As Armond moved into middle school, he began using the power of social media to further build his personal learning network and develop his passion. Armond was the author of his own blog calledThe Ultimate Transpace and the creator of theMetro Transit Video series. He also began a photography collection of buses. He shared his work and ideas with a number of authentic audiences that enabled him to further grow his PLN by engaging indiscussions, postingvideosandphotos onBus Talk and onTransitStuff. He also developed a relationship with Trevor Logan, the founder ofTTMG, a web-based group dedicated to providing transportation enthusiasts with online media entertainment and content surveying as one of the most frequented sites for transportation hobbyists.
learning this way is really fun and never gets boring.
In stark contrast to most students who are mainly grade and data-driven (read about grade-driven students with untapped talentshere), as a middle school student Armond could clearly articulate his goals for high school.

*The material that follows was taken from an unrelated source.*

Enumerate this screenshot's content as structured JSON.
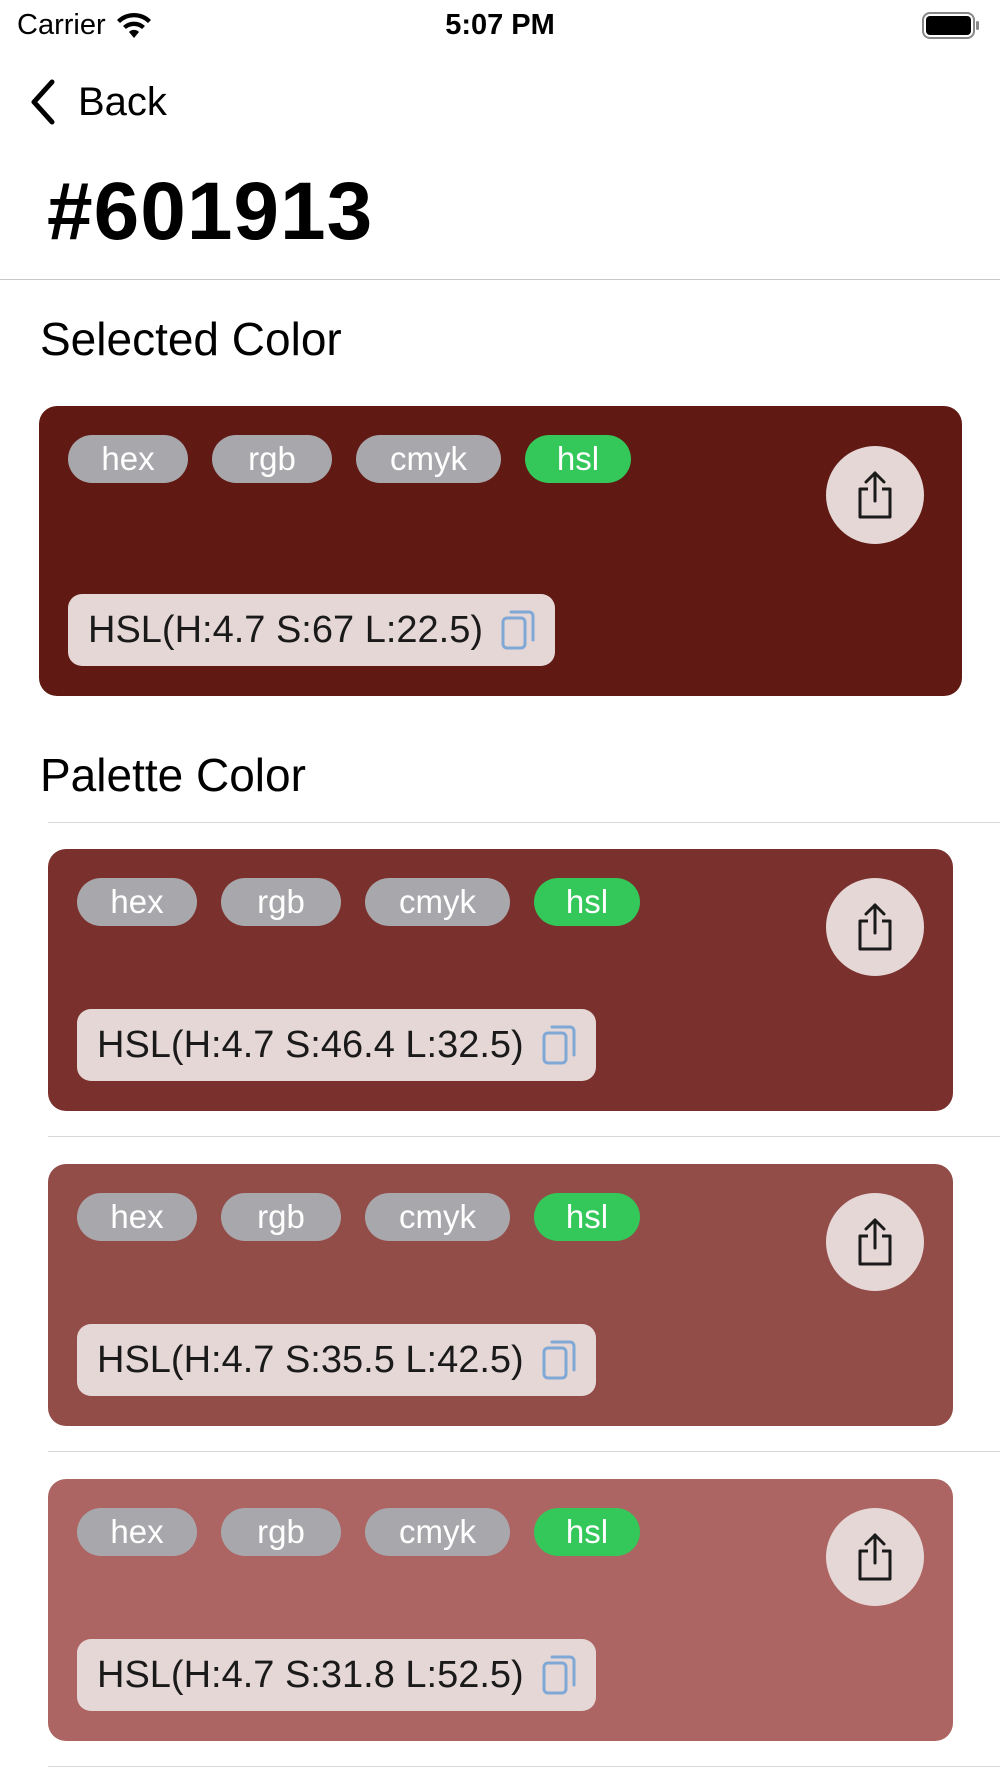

“I want to work hard in high school to become a person who makes/creates the buses. An engineer. My talent and passion for buses has made me love school because I can come to school, get on the computer research buses, and find out how they work. I can also mix them into every class to learn more like reading and writing about buses. In science I study alternative fuel buses and how they work and what kind of fuel they use and what is the best option.”
In middle school Armond explains that the engines in some of the new buses aren’t really reliable and shares,
“In the future, one of my goals is to find a way to make buses better and more reliable.”
Today, Armond still loves buses, and is pursuing his passion outside of school as well as at Chelsea Vocational High School. To hear from Armond as a middle school student watch this video.
If you’d like to hear from other passion-driven middle school students watch these videos and leave a comment!Philip: Talented animator and web designer
Philip created his mom’s website. He didn’t think he’d be able to do such a good job but is proud to say the final product, The Chunky Monkey website turned out better than he would have ever expected.
-I made a cartoon that I know other people are going to want to watch and that feels really good.
Sabrina: Talented journalist
Sabrina has been contacted by a kids magazine and a local education news outlet who discovered her blog and have asked her to submit stories.
-I feel like I have the power to take on anything. It feels like what I’m saying matters. People actually care about what I have to say.
Eddie: Talented filmmaker
Eddie is filming and editing videos forRosie’s Theater Kids. After I go to high school I will go to college to learn to produce movies for theater.
-Hopefully the knowledge that the community gets from watching my video will inspire them to treat our school better.
Overview of a Passion-Driven School
Here is an overview of a school that fosters passion-driven students.
Cross posted at The Innovative Educator.
Lisa Nielsen is best known as creator of The Innovative Educator blog and Transforming Education for the 21st Century learning network. International Edublogger, International EduTwitter, and Google Certified Teacher, Lisa is an outspoken and passionate advocate of innovative education. She is frequently covered by local and national media for her views on "Thinking Outside the Ban" and determining ways to harness the power of technology for instruction and providing a voice to educators and students. Based in New York City, Ms. Nielsen has worked for more than a decade in various capacities helping schools and districts to educate in innovative ways that will prepare students for 21st century success. You can follow her on Twitter @InnovativeEdu.
Disclaimer: The information shared here is strictly that of the author and does not reflect the opinions or endorsement of her employer.